By: Mohnish Singh
India has asked Pakistan to change a decades-old water-sharing agreement by barring third parties from intervening in disputes, an Indian government source said, a suggestion likely to rile Islamabad.
The nuclear-armed neighbours and foes have been arguing over hydroelectric projects on the shared Indus river and its tributaries for many years – a dispute exacerbated by their standoff over disputed Kashmir.
Pakistan is concerned that India’s planned hydropower dams will cut flows on the river, which feeds 80% of its irrigated agriculture. Over the years it has asked for a neutral expert and then an arbitration court to intervene.
India has accused Pakistan of dragging out the complaints process, and says the construction of its Kishanganga and Ratle Hydro Electric projects is allowed by the six-decade-old Indus Water Treaty.
An Indian government source said on Friday New Delhi had served Pakistan a notice to modify the treaty and wanted to meet to start resolving the long-running dispute within 90 days.
Asked what modification New Delhi wanted, a second source said: “Whatever small differences that may come up, how they can be resolved without the involvement of any third party since it is a bilateral treaty. A third party should not be required.”
The Pakistani foreign ministry spokesperson did not respond to a request for comment.
The Indus Water Treaty, put together by the World Bank, was signed in 1960 and has survived wars even though differences over its implementation have arisen frequently.
Relations between India and Pakistan have been frozen since 2019 due to tensions over Kashmir.

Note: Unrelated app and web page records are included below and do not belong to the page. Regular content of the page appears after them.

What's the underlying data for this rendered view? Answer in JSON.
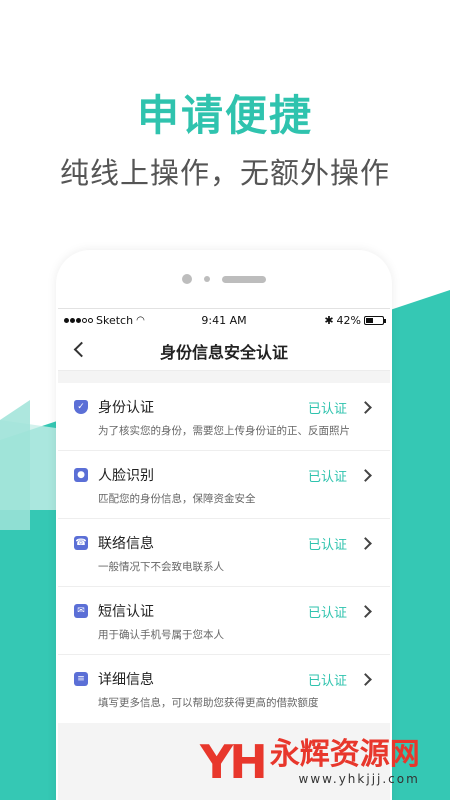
{
  "headline": "申请便捷",
  "subheadline": "纯线上操作，无额外操作",
  "statusbar": {
    "carrier": "Sketch",
    "time": "9:41 AM",
    "battery": "42%"
  },
  "navbar": {
    "title": "身份信息安全认证"
  },
  "items": [
    {
      "title": "身份认证",
      "status": "已认证",
      "desc": "为了核实您的身份，需要您上传身份证的正、反面照片",
      "icon": "shield-icon"
    },
    {
      "title": "人脸识别",
      "status": "已认证",
      "desc": "匹配您的身份信息，保障资金安全",
      "icon": "face-icon"
    },
    {
      "title": "联络信息",
      "status": "已认证",
      "desc": "一般情况下不会致电联系人",
      "icon": "phone-icon"
    },
    {
      "title": "短信认证",
      "status": "已认证",
      "desc": "用于确认手机号属于您本人",
      "icon": "mail-icon"
    },
    {
      "title": "详细信息",
      "status": "已认证",
      "desc": "填写更多信息，可以帮助您获得更高的借款额度",
      "icon": "document-icon"
    }
  ],
  "watermark": {
    "logo": "YH",
    "name": "永辉资源网",
    "url": "www.yhkjjj.com"
  },
  "colors": {
    "accent": "#2fc3ae",
    "icon": "#5b6fd6",
    "watermark": "#e8372c"
  }
}
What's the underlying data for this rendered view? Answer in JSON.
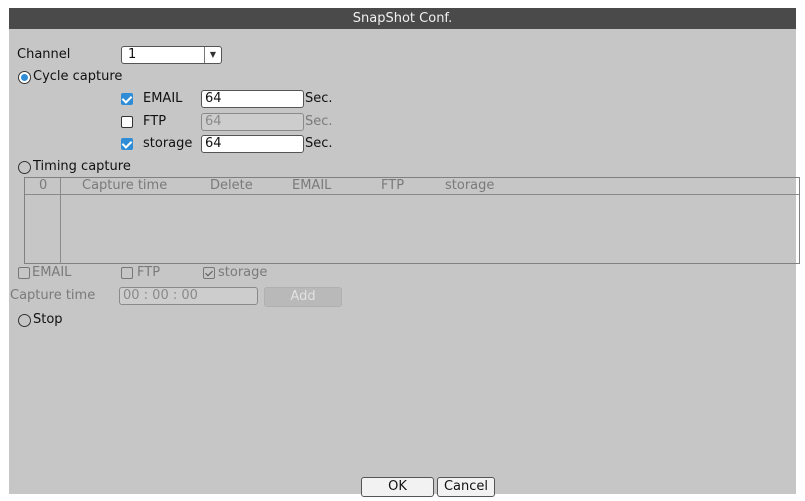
{
  "window": {
    "title": "SnapShot Conf."
  },
  "channel": {
    "label": "Channel",
    "value": "1",
    "arrow_icon": "triangle-down"
  },
  "cycle_capture": {
    "label": "Cycle capture",
    "selected": true,
    "rows": [
      {
        "label": "EMAIL",
        "checked": true,
        "enabled": true,
        "value": "64",
        "unit": "Sec."
      },
      {
        "label": "FTP",
        "checked": false,
        "enabled": false,
        "value": "64",
        "unit": "Sec."
      },
      {
        "label": "storage",
        "checked": true,
        "enabled": true,
        "value": "64",
        "unit": "Sec."
      }
    ]
  },
  "timing_capture": {
    "label": "Timing capture",
    "selected": false,
    "table": {
      "columns": [
        "0",
        "Capture time",
        "Delete",
        "EMAIL",
        "FTP",
        "storage"
      ],
      "rows": []
    },
    "options": [
      {
        "label": "EMAIL",
        "checked": false
      },
      {
        "label": "FTP",
        "checked": false
      },
      {
        "label": "storage",
        "checked": true
      }
    ],
    "capture_time_label": "Capture time",
    "capture_time_value": "00 : 00 : 00",
    "add_label": "Add"
  },
  "stop": {
    "label": "Stop",
    "selected": false
  },
  "footer": {
    "ok_label": "OK",
    "cancel_label": "Cancel"
  },
  "colors": {
    "titlebar": "#4a4a4a",
    "panel": "#c6c6c6",
    "accent": "#2f8cd6"
  }
}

But there have been indications of a thaw this month with Pakistani Prime Minister Shehbaz Sharif calling for talks and India inviting Pakistan’s foreign minister to a meeting of the Shanghai Co-operation Organisation (SCO) that it is hosting in May.